Davis, 31, dealt with a strained right forearm this year, but injuries have been a recurring issue for Soler, who would be getting squeezed for playing time even when healthy at Wrigley Field.
The Cuban outfielder has shown flashes of his enormous potential since signing a $30 million contract in the summer of 2012. But Soler (.762 career OPS) looks more like a designated hitter who might benefit from a change of scenery to help unlock some of those physical gifts.
Soler still hasn’t turned 25 yet — or come close to playing a full season in the big leagues — but this is why the Cubs stockpiled so many hitters and prepared to make trades for pitching.
Hector Rondon and Pedro Strop almost disappeared during the playoffs, though the Cubs think that can be largely written off as late-season injuries and issues of timing and sharpness. The Cubs believe in Carl Edwards Jr. but still had to carefully manage his innings and appearances during his rookie season.
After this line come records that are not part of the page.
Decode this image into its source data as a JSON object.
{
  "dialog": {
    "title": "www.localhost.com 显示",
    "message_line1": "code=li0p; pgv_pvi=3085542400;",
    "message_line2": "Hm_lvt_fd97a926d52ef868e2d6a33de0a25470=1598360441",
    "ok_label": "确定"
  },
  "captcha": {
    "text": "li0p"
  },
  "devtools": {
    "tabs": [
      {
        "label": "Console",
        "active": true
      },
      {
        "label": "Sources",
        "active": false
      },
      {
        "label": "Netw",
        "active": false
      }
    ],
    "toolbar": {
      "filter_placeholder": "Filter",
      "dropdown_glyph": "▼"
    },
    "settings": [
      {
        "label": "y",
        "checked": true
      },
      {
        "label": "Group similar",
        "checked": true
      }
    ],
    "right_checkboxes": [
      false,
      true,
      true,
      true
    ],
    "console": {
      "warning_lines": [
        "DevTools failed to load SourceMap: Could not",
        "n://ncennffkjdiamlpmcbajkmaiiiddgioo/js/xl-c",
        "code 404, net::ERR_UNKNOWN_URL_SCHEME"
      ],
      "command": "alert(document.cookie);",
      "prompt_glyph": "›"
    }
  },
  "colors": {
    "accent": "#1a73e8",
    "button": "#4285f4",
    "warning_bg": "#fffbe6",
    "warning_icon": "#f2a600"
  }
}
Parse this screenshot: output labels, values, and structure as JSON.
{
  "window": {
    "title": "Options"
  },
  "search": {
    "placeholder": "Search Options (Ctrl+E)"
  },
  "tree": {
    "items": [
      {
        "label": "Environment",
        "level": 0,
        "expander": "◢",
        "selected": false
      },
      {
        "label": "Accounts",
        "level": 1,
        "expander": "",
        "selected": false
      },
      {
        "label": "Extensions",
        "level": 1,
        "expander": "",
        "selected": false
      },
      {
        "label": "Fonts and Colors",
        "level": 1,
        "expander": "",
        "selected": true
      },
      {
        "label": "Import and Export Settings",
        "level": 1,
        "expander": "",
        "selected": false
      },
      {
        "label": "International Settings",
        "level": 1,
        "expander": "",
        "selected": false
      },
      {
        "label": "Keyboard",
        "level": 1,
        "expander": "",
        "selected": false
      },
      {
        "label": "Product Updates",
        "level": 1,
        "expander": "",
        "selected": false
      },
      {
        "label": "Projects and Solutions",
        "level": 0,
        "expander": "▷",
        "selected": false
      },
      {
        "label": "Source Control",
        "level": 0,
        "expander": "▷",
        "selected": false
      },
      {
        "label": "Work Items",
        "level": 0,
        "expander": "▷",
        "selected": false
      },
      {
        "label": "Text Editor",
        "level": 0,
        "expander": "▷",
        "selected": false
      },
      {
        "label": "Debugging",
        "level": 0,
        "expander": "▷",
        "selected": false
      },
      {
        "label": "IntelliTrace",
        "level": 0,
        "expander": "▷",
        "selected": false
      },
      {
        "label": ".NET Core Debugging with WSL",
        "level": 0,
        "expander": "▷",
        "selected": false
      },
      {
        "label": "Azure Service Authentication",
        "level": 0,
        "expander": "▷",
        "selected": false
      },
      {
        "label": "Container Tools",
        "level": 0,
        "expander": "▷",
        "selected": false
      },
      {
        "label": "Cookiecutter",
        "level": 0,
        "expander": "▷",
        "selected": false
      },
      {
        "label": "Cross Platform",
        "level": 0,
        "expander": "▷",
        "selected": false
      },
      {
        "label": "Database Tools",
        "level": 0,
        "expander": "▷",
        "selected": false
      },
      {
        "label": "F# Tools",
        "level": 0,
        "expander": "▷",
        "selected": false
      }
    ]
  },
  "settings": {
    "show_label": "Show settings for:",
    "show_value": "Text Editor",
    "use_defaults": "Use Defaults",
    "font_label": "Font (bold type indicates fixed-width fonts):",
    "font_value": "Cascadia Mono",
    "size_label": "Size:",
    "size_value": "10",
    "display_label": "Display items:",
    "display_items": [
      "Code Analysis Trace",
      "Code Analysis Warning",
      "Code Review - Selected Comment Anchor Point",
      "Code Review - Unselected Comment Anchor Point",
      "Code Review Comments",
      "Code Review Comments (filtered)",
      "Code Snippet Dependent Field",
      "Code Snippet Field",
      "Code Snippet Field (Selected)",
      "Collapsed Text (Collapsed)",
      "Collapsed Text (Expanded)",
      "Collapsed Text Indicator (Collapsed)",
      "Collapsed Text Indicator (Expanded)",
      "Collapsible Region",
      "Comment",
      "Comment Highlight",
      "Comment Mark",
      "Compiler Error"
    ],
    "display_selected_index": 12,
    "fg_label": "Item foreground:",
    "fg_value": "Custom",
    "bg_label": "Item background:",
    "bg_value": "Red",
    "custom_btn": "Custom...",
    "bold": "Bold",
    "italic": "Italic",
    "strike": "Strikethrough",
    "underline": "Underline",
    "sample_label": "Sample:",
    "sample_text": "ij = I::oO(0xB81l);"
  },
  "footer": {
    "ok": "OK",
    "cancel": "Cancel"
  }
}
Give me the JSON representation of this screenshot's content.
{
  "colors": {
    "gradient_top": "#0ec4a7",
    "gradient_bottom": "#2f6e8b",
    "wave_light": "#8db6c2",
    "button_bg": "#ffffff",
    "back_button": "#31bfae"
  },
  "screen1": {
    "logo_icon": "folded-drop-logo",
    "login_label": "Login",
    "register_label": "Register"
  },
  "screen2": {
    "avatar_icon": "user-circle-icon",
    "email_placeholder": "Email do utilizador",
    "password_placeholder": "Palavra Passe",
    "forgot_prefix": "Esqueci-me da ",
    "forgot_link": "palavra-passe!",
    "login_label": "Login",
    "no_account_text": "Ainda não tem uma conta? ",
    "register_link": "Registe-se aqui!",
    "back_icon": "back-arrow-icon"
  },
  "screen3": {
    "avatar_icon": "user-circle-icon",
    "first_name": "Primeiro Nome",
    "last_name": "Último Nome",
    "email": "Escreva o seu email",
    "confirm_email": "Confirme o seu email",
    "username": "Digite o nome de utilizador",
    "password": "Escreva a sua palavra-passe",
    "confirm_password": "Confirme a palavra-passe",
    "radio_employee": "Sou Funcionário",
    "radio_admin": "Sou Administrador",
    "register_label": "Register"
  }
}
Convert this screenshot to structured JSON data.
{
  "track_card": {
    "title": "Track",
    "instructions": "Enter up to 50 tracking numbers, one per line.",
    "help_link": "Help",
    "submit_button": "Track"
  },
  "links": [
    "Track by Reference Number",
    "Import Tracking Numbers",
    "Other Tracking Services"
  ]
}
This wouldn’t necessarily stop with Davis, either. The Cubs plan to give Maddon some shiny new toys in the bullpen.